TASK REQUIREMENTS:
Going through the entries below, count each line that holds "encapsulation" and give only the total.

ENTRIES SUPPLIED:
___
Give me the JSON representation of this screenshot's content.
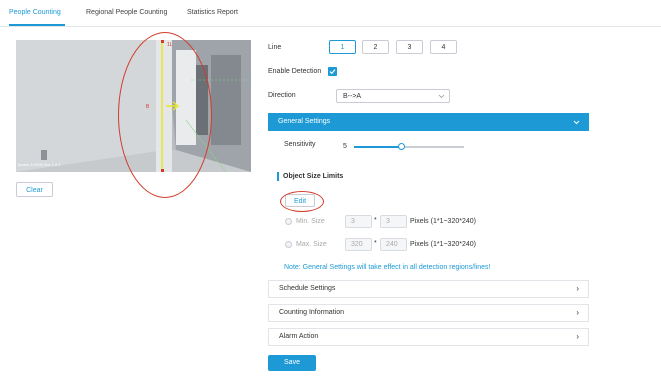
{
  "tabs": [
    "People Counting",
    "Regional People Counting",
    "Statistics Report"
  ],
  "video": {
    "overlay_timestamp": "Ipcam 1:00:00 Ecr 1:2:1",
    "line_start_label": "1L",
    "line_direction_label": "B"
  },
  "clear_label": "Clear",
  "line": {
    "label": "Line",
    "options": [
      "1",
      "2",
      "3",
      "4"
    ],
    "selected": "1"
  },
  "enable_detection": {
    "label": "Enable Detection",
    "checked": true
  },
  "direction": {
    "label": "Direction",
    "value": "B-->A"
  },
  "general_settings": {
    "title": "General Settings"
  },
  "sensitivity": {
    "label": "Sensitivity",
    "value": "5",
    "level_fraction": 0.44
  },
  "object_size": {
    "title": "Object Size Limits",
    "edit_label": "Edit",
    "min": {
      "label": "Min. Size",
      "w": "3",
      "h": "3",
      "units": "Pixels (1*1~320*240)"
    },
    "max": {
      "label": "Max. Size",
      "w": "320",
      "h": "240",
      "units": "Pixels (1*1~320*240)"
    },
    "times": "*"
  },
  "note": "Note: General Settings will take effect in all detection regions/lines!",
  "sections": [
    "Schedule Settings",
    "Counting Information",
    "Alarm Action"
  ],
  "save_label": "Save",
  "colors": {
    "accent": "#1d9ad6",
    "annotation": "#d23b2a",
    "detection_line": "#e8e81a"
  }
}
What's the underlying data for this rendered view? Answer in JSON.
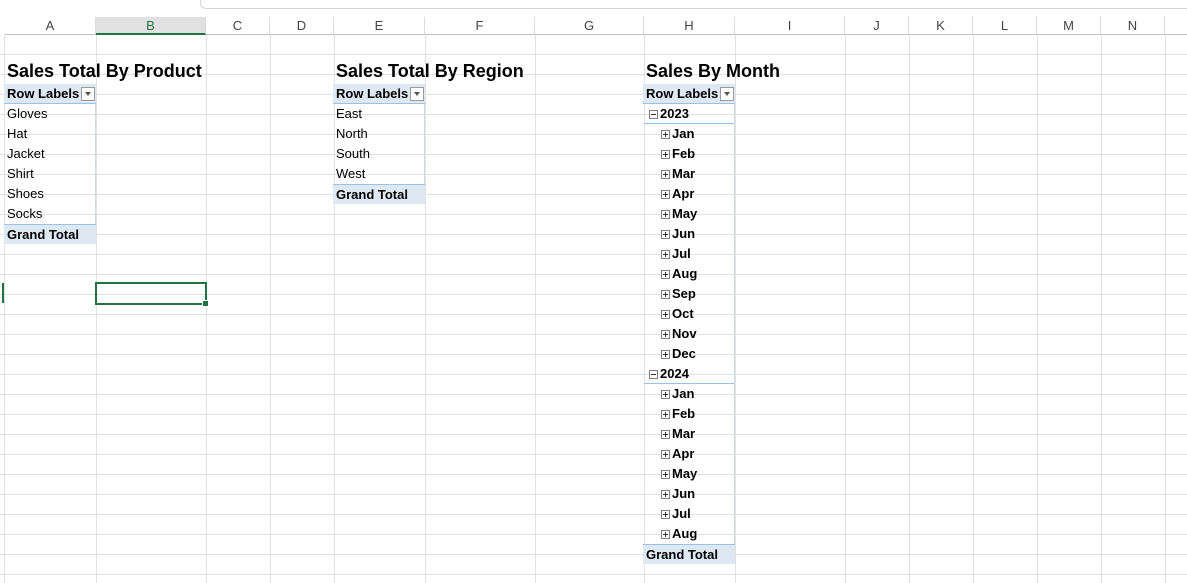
{
  "columns": [
    "A",
    "B",
    "C",
    "D",
    "E",
    "F",
    "G",
    "H",
    "I",
    "J",
    "K",
    "L",
    "M",
    "N"
  ],
  "active_column": "B",
  "pivot_product": {
    "title": "Sales Total By Product",
    "row_labels_header": "Row Labels",
    "items": [
      "Gloves",
      "Hat",
      "Jacket",
      "Shirt",
      "Shoes",
      "Socks"
    ],
    "grand_total": "Grand Total"
  },
  "pivot_region": {
    "title": "Sales Total By Region",
    "row_labels_header": "Row Labels",
    "items": [
      "East",
      "North",
      "South",
      "West"
    ],
    "grand_total": "Grand Total"
  },
  "pivot_month": {
    "title": "Sales By Month",
    "row_labels_header": "Row Labels",
    "years": [
      {
        "year": "2023",
        "months": [
          "Jan",
          "Feb",
          "Mar",
          "Apr",
          "May",
          "Jun",
          "Jul",
          "Aug",
          "Sep",
          "Oct",
          "Nov",
          "Dec"
        ]
      },
      {
        "year": "2024",
        "months": [
          "Jan",
          "Feb",
          "Mar",
          "Apr",
          "May",
          "Jun",
          "Jul",
          "Aug"
        ]
      }
    ],
    "grand_total": "Grand Total"
  },
  "colors": {
    "accent": "#217346",
    "pivot_header_bg": "#dde8f3",
    "gridline": "#e1e1e1"
  },
  "icons": {
    "filter": "dropdown-filter-icon",
    "expand": "plus-box-icon",
    "collapse": "minus-box-icon"
  }
}
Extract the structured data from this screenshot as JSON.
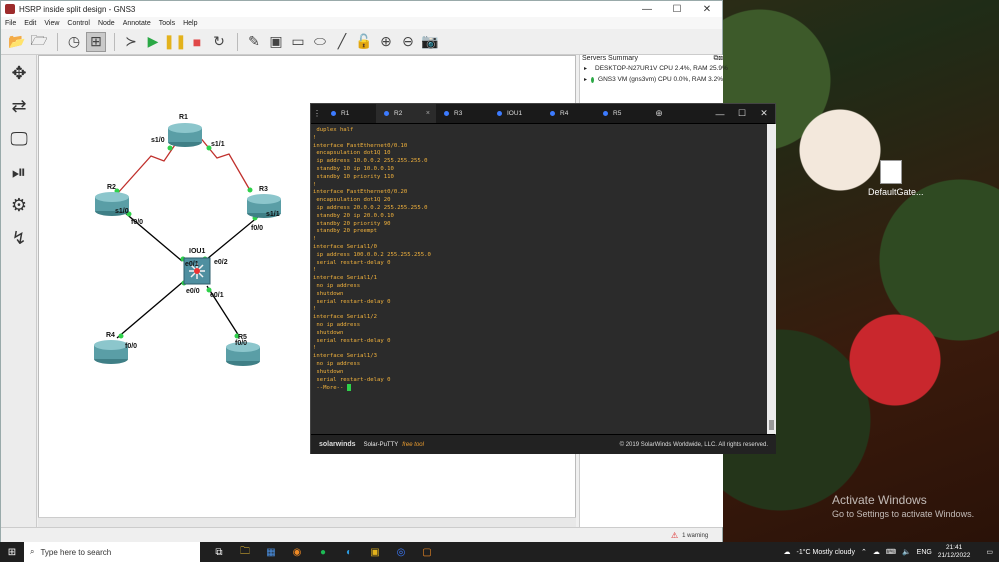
{
  "window": {
    "title": "HSRP inside split design - GNS3",
    "controls": [
      "—",
      "☐",
      "✕"
    ]
  },
  "menu": [
    "File",
    "Edit",
    "View",
    "Control",
    "Node",
    "Annotate",
    "Tools",
    "Help"
  ],
  "servers": {
    "title": "Servers Summary",
    "items": [
      {
        "label": "DESKTOP-N27UR1V CPU 2.4%, RAM 25.9%"
      },
      {
        "label": "GNS3 VM (gns3vm) CPU 0.0%, RAM 3.2%"
      }
    ]
  },
  "topology": {
    "nodes": {
      "R1": "R1",
      "R2": "R2",
      "R3": "R3",
      "IOU1": "IOU1",
      "R4": "R4",
      "R5": "R5"
    },
    "ports": {
      "r1_s10": "s1/0",
      "r1_s11": "s1/1",
      "r2_s10": "s1/0",
      "r2_f00": "f0/0",
      "r3_s11": "s1/1",
      "r3_f00": "f0/0",
      "iou_e01": "e0/1",
      "iou_e02": "e0/2",
      "iou_e00": "e0/0",
      "iou_e01b": "e0/1",
      "r4_f00": "f0/0",
      "r5_f00": "f0/0"
    }
  },
  "status": {
    "warning": "1 warning"
  },
  "putty": {
    "tabs": [
      "R1",
      "R2",
      "R3",
      "IOU1",
      "R4",
      "R5"
    ],
    "active_tab_close": "×",
    "terminal_lines": [
      " duplex half",
      "!",
      "interface FastEthernet0/0.10",
      " encapsulation dot1Q 10",
      " ip address 10.0.0.2 255.255.255.0",
      " standby 10 ip 10.0.0.10",
      " standby 10 priority 110",
      "!",
      "interface FastEthernet0/0.20",
      " encapsulation dot1Q 20",
      " ip address 20.0.0.2 255.255.255.0",
      " standby 20 ip 20.0.0.10",
      " standby 20 priority 90",
      " standby 20 preempt",
      "!",
      "interface Serial1/0",
      " ip address 100.0.0.2 255.255.255.0",
      " serial restart-delay 0",
      "!",
      "interface Serial1/1",
      " no ip address",
      " shutdown",
      " serial restart-delay 0",
      "!",
      "interface Serial1/2",
      " no ip address",
      " shutdown",
      " serial restart-delay 0",
      "!",
      "interface Serial1/3",
      " no ip address",
      " shutdown",
      " serial restart-delay 0"
    ],
    "more_prompt": " --More-- ",
    "footer_brand": "solarwinds",
    "footer_product": "Solar-PuTTY",
    "footer_free": "free tool",
    "footer_copyright": "© 2019 SolarWinds Worldwide, LLC. All rights reserved."
  },
  "desktop": {
    "icon_label": "DefaultGate...",
    "activate_title": "Activate Windows",
    "activate_sub": "Go to Settings to activate Windows."
  },
  "taskbar": {
    "search_placeholder": "Type here to search",
    "weather": "-1°C  Mostly cloudy",
    "lang": "ENG",
    "time": "21:41",
    "date": "21/12/2022"
  },
  "colors": {
    "terminal_text": "#f3b33d",
    "link_up": "#2fd14a",
    "serial_link": "#c0302c",
    "ethernet_link": "#000000"
  }
}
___
SOLVED EXERCISE:
2